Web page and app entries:
..............................

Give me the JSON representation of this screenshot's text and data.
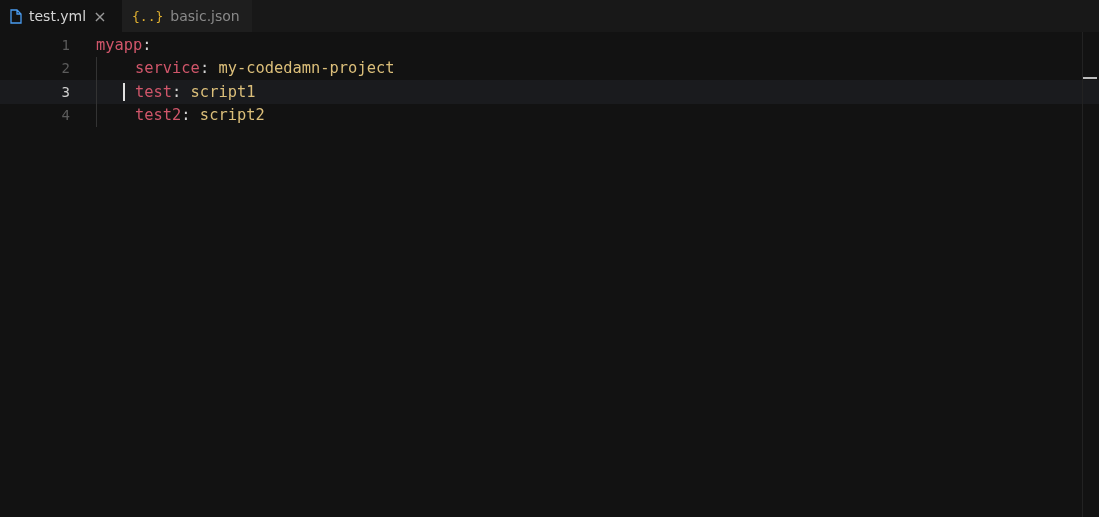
{
  "tabs": [
    {
      "label": "test.yml",
      "kind": "file",
      "selected": true,
      "close": "×"
    },
    {
      "label": "basic.json",
      "kind": "json",
      "icon": "{..}",
      "selected": false
    }
  ],
  "lines": [
    {
      "number": "1",
      "key": "myapp",
      "colon": ":",
      "selected": false,
      "children": [
        {
          "number": "2",
          "key": "service",
          "colon": ":",
          "value": "my-codedamn-project",
          "selected": false
        },
        {
          "number": "3",
          "key": "test",
          "colon": ":",
          "value": "script1",
          "selected": true
        },
        {
          "number": "4",
          "key": "test2",
          "colon": ":",
          "value": "script2",
          "selected": false
        }
      ]
    }
  ]
}
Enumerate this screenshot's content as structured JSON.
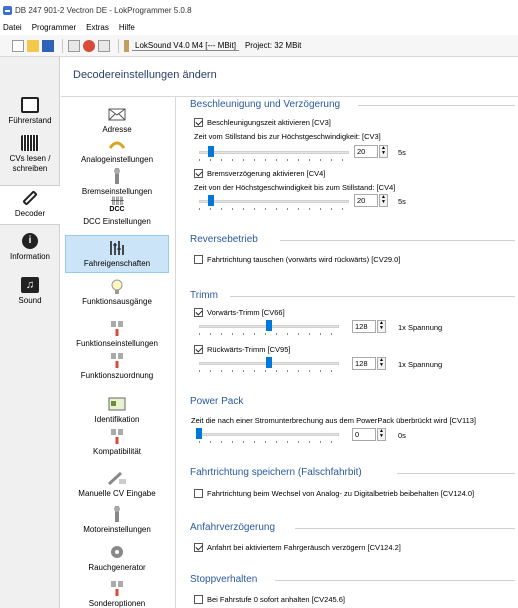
{
  "window": {
    "title": "DB 247 901-2 Vectron DE - LokProgrammer 5.0.8"
  },
  "menu": [
    "Datei",
    "Programmer",
    "Extras",
    "Hilfe"
  ],
  "toolbar": {
    "decoder_select": "LokSound V4.0 M4 [--- MBit]",
    "project": "Project: 32 MBit"
  },
  "nav": {
    "items": [
      {
        "label": "Führerstand",
        "icon": "cab-icon"
      },
      {
        "label": "CVs lesen / schreiben",
        "icon": "cv-icon"
      },
      {
        "label": "Decoder",
        "icon": "wrench-icon"
      },
      {
        "label": "Information",
        "icon": "info-icon"
      },
      {
        "label": "Sound",
        "icon": "music-icon"
      }
    ],
    "selected": "Decoder"
  },
  "header": {
    "title": "Decodereinstellungen ändern"
  },
  "categories": [
    {
      "label": "Adresse",
      "icon": "envelope-icon"
    },
    {
      "label": "Analogeinstellungen",
      "icon": "analog-icon"
    },
    {
      "label": "Bremseinstellungen",
      "icon": "brake-icon"
    },
    {
      "label": "DCC Einstellungen",
      "icon": "dcc-icon",
      "icon_text": "DCC"
    },
    {
      "label": "Fahreigenschaften",
      "icon": "drive-icon"
    },
    {
      "label": "Funktionsausgänge",
      "icon": "bulb-icon"
    },
    {
      "label": "Funktionseinstellungen",
      "icon": "function-icon"
    },
    {
      "label": "Funktionszuordnung",
      "icon": "mapping-icon"
    },
    {
      "label": "Identifikation",
      "icon": "id-card-icon"
    },
    {
      "label": "Kompatibilität",
      "icon": "compat-icon"
    },
    {
      "label": "Manuelle CV Eingabe",
      "icon": "manual-cv-icon"
    },
    {
      "label": "Motoreinstellungen",
      "icon": "motor-icon"
    },
    {
      "label": "Rauchgenerator",
      "icon": "smoke-icon"
    },
    {
      "label": "Sonderoptionen",
      "icon": "special-icon"
    }
  ],
  "selected_category": "Fahreigenschaften",
  "sections": {
    "accel": {
      "title": "Beschleunigung und Verzögerung",
      "accel_cb": "Beschleunigungszeit aktivieren [CV3]",
      "accel_desc": "Zeit vom Stillstand bis zur Höchstgeschwindigkeit: [CV3]",
      "accel_value": "20",
      "accel_unit": "5s",
      "accel_level": 0.08,
      "decel_cb": "Bremsverzögerung aktivieren [CV4]",
      "decel_desc": "Zeit von der Höchstgeschwindigkeit bis zum Stillstand: [CV4]",
      "decel_value": "20",
      "decel_unit": "5s",
      "decel_level": 0.08
    },
    "reverse": {
      "title": "Reversebetrieb",
      "cb": "Fahrtrichtung tauschen (vorwärts wird rückwärts) [CV29.0]"
    },
    "trim": {
      "title": "Trimm",
      "fwd_cb": "Vorwärts-Trimm [CV66]",
      "fwd_value": "128",
      "fwd_unit": "1x Spannung",
      "fwd_level": 0.5,
      "rev_cb": "Rückwärts-Trimm [CV95]",
      "rev_value": "128",
      "rev_unit": "1x Spannung",
      "rev_level": 0.5
    },
    "powerpack": {
      "title": "Power Pack",
      "desc": "Zeit die nach einer Stromunterbrechung aus dem PowerPack überbrückt wird [CV113]",
      "value": "0",
      "unit": "0s",
      "level": 0.0
    },
    "direction": {
      "title": "Fahrtrichtung speichern (Falschfahrbit)",
      "cb": "Fahrtrichtung beim Wechsel von Analog- zu Digitalbetrieb beibehalten [CV124.0]"
    },
    "startdelay": {
      "title": "Anfahrverzögerung",
      "cb": "Anfahrt bei aktiviertem Fahrgeräusch verzögern [CV124.2]"
    },
    "stop": {
      "title": "Stoppverhalten",
      "cb": "Bei Fahrstufe 0 sofort anhalten [CV245.6]"
    }
  }
}
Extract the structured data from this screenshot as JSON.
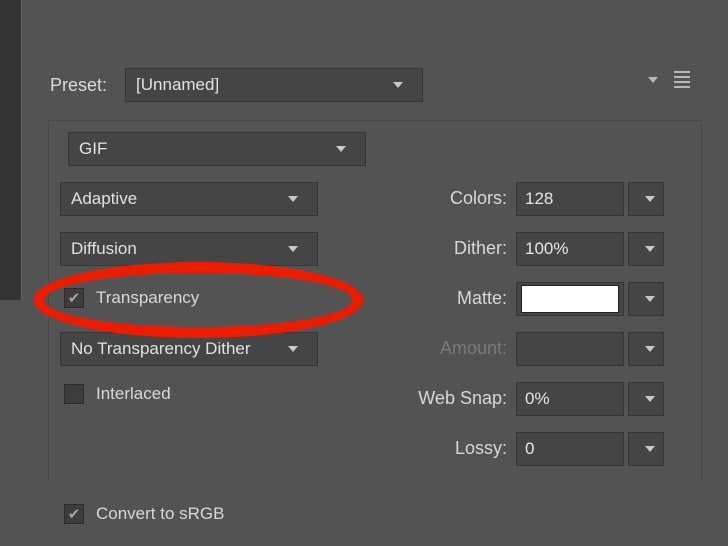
{
  "preset": {
    "label": "Preset:",
    "value": "[Unnamed]"
  },
  "format": {
    "value": "GIF"
  },
  "reduction": {
    "value": "Adaptive"
  },
  "dither_algo": {
    "value": "Diffusion"
  },
  "transparency": {
    "label": "Transparency",
    "checked": true
  },
  "trans_dither": {
    "value": "No Transparency Dither"
  },
  "interlaced": {
    "label": "Interlaced",
    "checked": false
  },
  "right": {
    "colors": {
      "label": "Colors:",
      "value": "128"
    },
    "dither": {
      "label": "Dither:",
      "value": "100%"
    },
    "matte": {
      "label": "Matte:",
      "value": "#ffffff"
    },
    "amount": {
      "label": "Amount:",
      "value": ""
    },
    "websnap": {
      "label": "Web Snap:",
      "value": "0%"
    },
    "lossy": {
      "label": "Lossy:",
      "value": "0"
    }
  },
  "convert_srgb": {
    "label": "Convert to sRGB",
    "checked": true
  }
}
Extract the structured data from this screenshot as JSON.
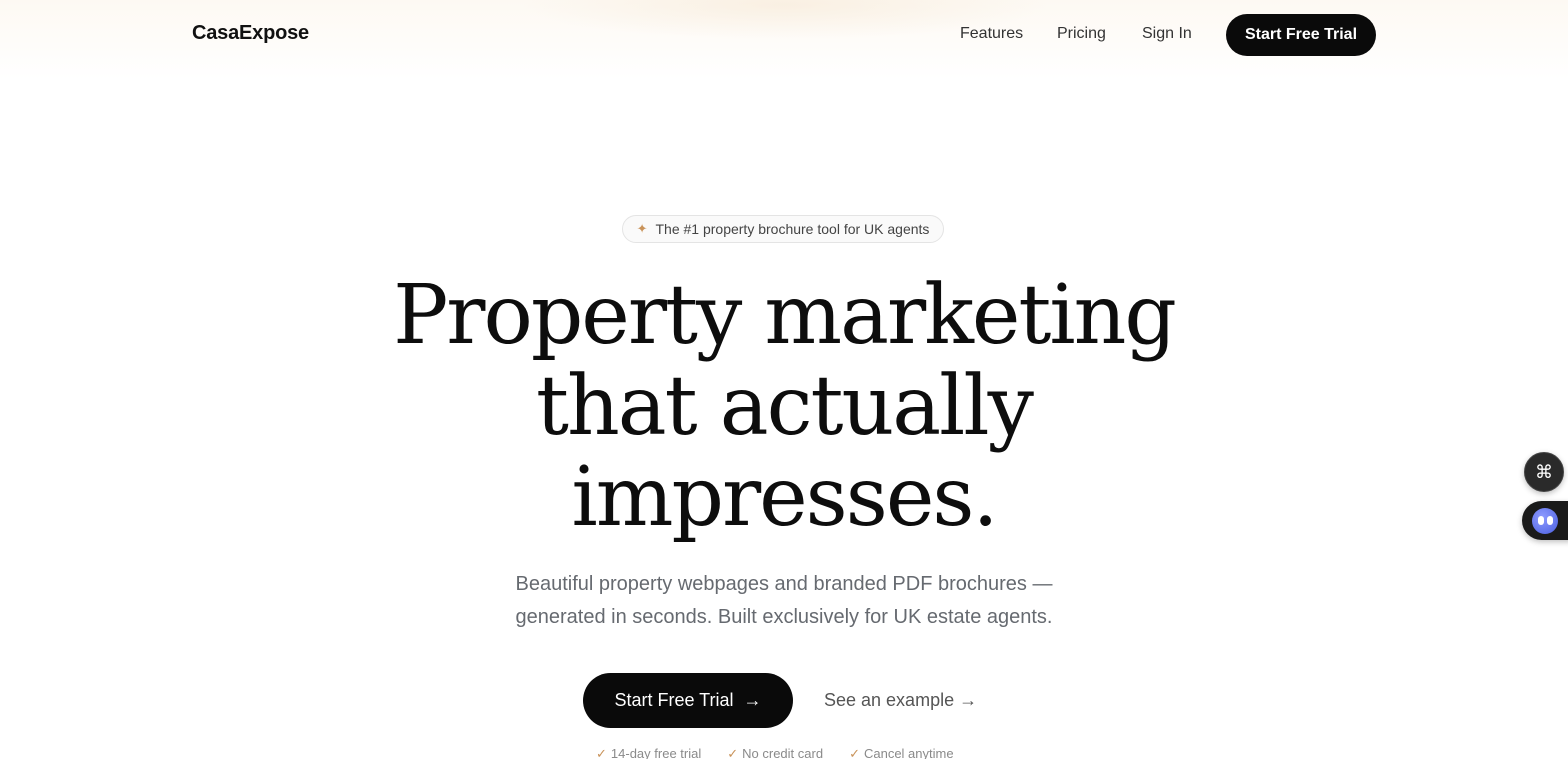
{
  "nav": {
    "logo": "CasaExpose",
    "links": [
      "Features",
      "Pricing",
      "Sign In"
    ],
    "cta_label": "Start Free Trial"
  },
  "hero": {
    "badge_icon": "sparkle-icon",
    "badge_text": "The #1 property brochure tool for UK agents",
    "headline_lines": [
      "Property marketing",
      "that actually",
      "impresses."
    ],
    "subtitle_lines": [
      "Beautiful property webpages and branded PDF brochures —",
      "generated in seconds. Built exclusively for UK estate agents."
    ],
    "primary_cta": "Start Free Trial",
    "primary_cta_icon": "arrow-right-icon",
    "secondary_cta": "See an example →",
    "checks": [
      "14-day free trial",
      "No credit card",
      "Cancel anytime"
    ]
  },
  "widgets": {
    "command_icon": "command-icon",
    "assistant_icon": "assistant-bot-icon"
  },
  "colors": {
    "accent": "#c9935a",
    "primary_button": "#0a0a0a",
    "subtitle_text": "#666a70"
  }
}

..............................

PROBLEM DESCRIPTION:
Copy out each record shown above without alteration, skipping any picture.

REPLY TO THE TASK:
Give me the JSON representation of this screenshot's text and data.
{
  "tabs": [
    {
      "label": "test.yml",
      "kind": "file",
      "selected": true,
      "close": "×"
    },
    {
      "label": "basic.json",
      "kind": "json",
      "icon": "{..}",
      "selected": false
    }
  ],
  "lines": [
    {
      "number": "1",
      "key": "myapp",
      "colon": ":",
      "selected": false,
      "children": [
        {
          "number": "2",
          "key": "service",
          "colon": ":",
          "value": "my-codedamn-project",
          "selected": false
        },
        {
          "number": "3",
          "key": "test",
          "colon": ":",
          "value": "script1",
          "selected": true
        },
        {
          "number": "4",
          "key": "test2",
          "colon": ":",
          "value": "script2",
          "selected": false
        }
      ]
    }
  ]
}
Enumerate this screenshot's content as structured JSON.
{
  "window": {
    "title": "DB 247 901-2 Vectron DE - LokProgrammer 5.0.8"
  },
  "menu": [
    "Datei",
    "Programmer",
    "Extras",
    "Hilfe"
  ],
  "toolbar": {
    "decoder_select": "LokSound V4.0 M4 [--- MBit]",
    "project": "Project: 32 MBit"
  },
  "nav": {
    "items": [
      {
        "label": "Führerstand",
        "icon": "cab-icon"
      },
      {
        "label": "CVs lesen / schreiben",
        "icon": "cv-icon"
      },
      {
        "label": "Decoder",
        "icon": "wrench-icon"
      },
      {
        "label": "Information",
        "icon": "info-icon"
      },
      {
        "label": "Sound",
        "icon": "music-icon"
      }
    ],
    "selected": "Decoder"
  },
  "header": {
    "title": "Decodereinstellungen ändern"
  },
  "categories": [
    {
      "label": "Adresse",
      "icon": "envelope-icon"
    },
    {
      "label": "Analogeinstellungen",
      "icon": "analog-icon"
    },
    {
      "label": "Bremseinstellungen",
      "icon": "brake-icon"
    },
    {
      "label": "DCC Einstellungen",
      "icon": "dcc-icon",
      "icon_text": "DCC"
    },
    {
      "label": "Fahreigenschaften",
      "icon": "drive-icon"
    },
    {
      "label": "Funktionsausgänge",
      "icon": "bulb-icon"
    },
    {
      "label": "Funktionseinstellungen",
      "icon": "function-icon"
    },
    {
      "label": "Funktionszuordnung",
      "icon": "mapping-icon"
    },
    {
      "label": "Identifikation",
      "icon": "id-card-icon"
    },
    {
      "label": "Kompatibilität",
      "icon": "compat-icon"
    },
    {
      "label": "Manuelle CV Eingabe",
      "icon": "manual-cv-icon"
    },
    {
      "label": "Motoreinstellungen",
      "icon": "motor-icon"
    },
    {
      "label": "Rauchgenerator",
      "icon": "smoke-icon"
    },
    {
      "label": "Sonderoptionen",
      "icon": "special-icon"
    }
  ],
  "selected_category": "Fahreigenschaften",
  "sections": {
    "accel": {
      "title": "Beschleunigung und Verzögerung",
      "accel_cb": "Beschleunigungszeit aktivieren [CV3]",
      "accel_desc": "Zeit vom Stillstand bis zur Höchstgeschwindigkeit: [CV3]",
      "accel_value": "20",
      "accel_unit": "5s",
      "accel_level": 0.08,
      "decel_cb": "Bremsverzögerung aktivieren [CV4]",
      "decel_desc": "Zeit von der Höchstgeschwindigkeit bis zum Stillstand: [CV4]",
      "decel_value": "20",
      "decel_unit": "5s",
      "decel_level": 0.08
    },
    "reverse": {
      "title": "Reversebetrieb",
      "cb": "Fahrtrichtung tauschen (vorwärts wird rückwärts) [CV29.0]"
    },
    "trim": {
      "title": "Trimm",
      "fwd_cb": "Vorwärts-Trimm [CV66]",
      "fwd_value": "128",
      "fwd_unit": "1x Spannung",
      "fwd_level": 0.5,
      "rev_cb": "Rückwärts-Trimm [CV95]",
      "rev_value": "128",
      "rev_unit": "1x Spannung",
      "rev_level": 0.5
    },
    "powerpack": {
      "title": "Power Pack",
      "desc": "Zeit die nach einer Stromunterbrechung aus dem PowerPack überbrückt wird [CV113]",
      "value": "0",
      "unit": "0s",
      "level": 0.0
    },
    "direction": {
      "title": "Fahrtrichtung speichern (Falschfahrbit)",
      "cb": "Fahrtrichtung beim Wechsel von Analog- zu Digitalbetrieb beibehalten [CV124.0]"
    },
    "startdelay": {
      "title": "Anfahrverzögerung",
      "cb": "Anfahrt bei aktiviertem Fahrgeräusch verzögern [CV124.2]"
    },
    "stop": {
      "title": "Stoppverhalten",
      "cb": "Bei Fahrstufe 0 sofort anhalten [CV245.6]"
    }
  }
}
Extract the structured data from this screenshot as JSON.
{
  "preset": {
    "label": "Preset:",
    "value": "[Unnamed]"
  },
  "format": {
    "value": "GIF"
  },
  "reduction": {
    "value": "Adaptive"
  },
  "dither_algo": {
    "value": "Diffusion"
  },
  "transparency": {
    "label": "Transparency",
    "checked": true
  },
  "trans_dither": {
    "value": "No Transparency Dither"
  },
  "interlaced": {
    "label": "Interlaced",
    "checked": false
  },
  "right": {
    "colors": {
      "label": "Colors:",
      "value": "128"
    },
    "dither": {
      "label": "Dither:",
      "value": "100%"
    },
    "matte": {
      "label": "Matte:",
      "value": "#ffffff"
    },
    "amount": {
      "label": "Amount:",
      "value": ""
    },
    "websnap": {
      "label": "Web Snap:",
      "value": "0%"
    },
    "lossy": {
      "label": "Lossy:",
      "value": "0"
    }
  },
  "convert_srgb": {
    "label": "Convert to sRGB",
    "checked": true
  }
}
Extract the structured data from this screenshot as JSON.
{
  "nav": {
    "logo": "CasaExpose",
    "links": [
      "Features",
      "Pricing",
      "Sign In"
    ],
    "cta_label": "Start Free Trial"
  },
  "hero": {
    "badge_icon": "sparkle-icon",
    "badge_text": "The #1 property brochure tool for UK agents",
    "headline_lines": [
      "Property marketing",
      "that actually",
      "impresses."
    ],
    "subtitle_lines": [
      "Beautiful property webpages and branded PDF brochures —",
      "generated in seconds. Built exclusively for UK estate agents."
    ],
    "primary_cta": "Start Free Trial",
    "primary_cta_icon": "arrow-right-icon",
    "secondary_cta": "See an example →",
    "checks": [
      "14-day free trial",
      "No credit card",
      "Cancel anytime"
    ]
  },
  "widgets": {
    "command_icon": "command-icon",
    "assistant_icon": "assistant-bot-icon"
  },
  "colors": {
    "accent": "#c9935a",
    "primary_button": "#0a0a0a",
    "subtitle_text": "#666a70"
  }
}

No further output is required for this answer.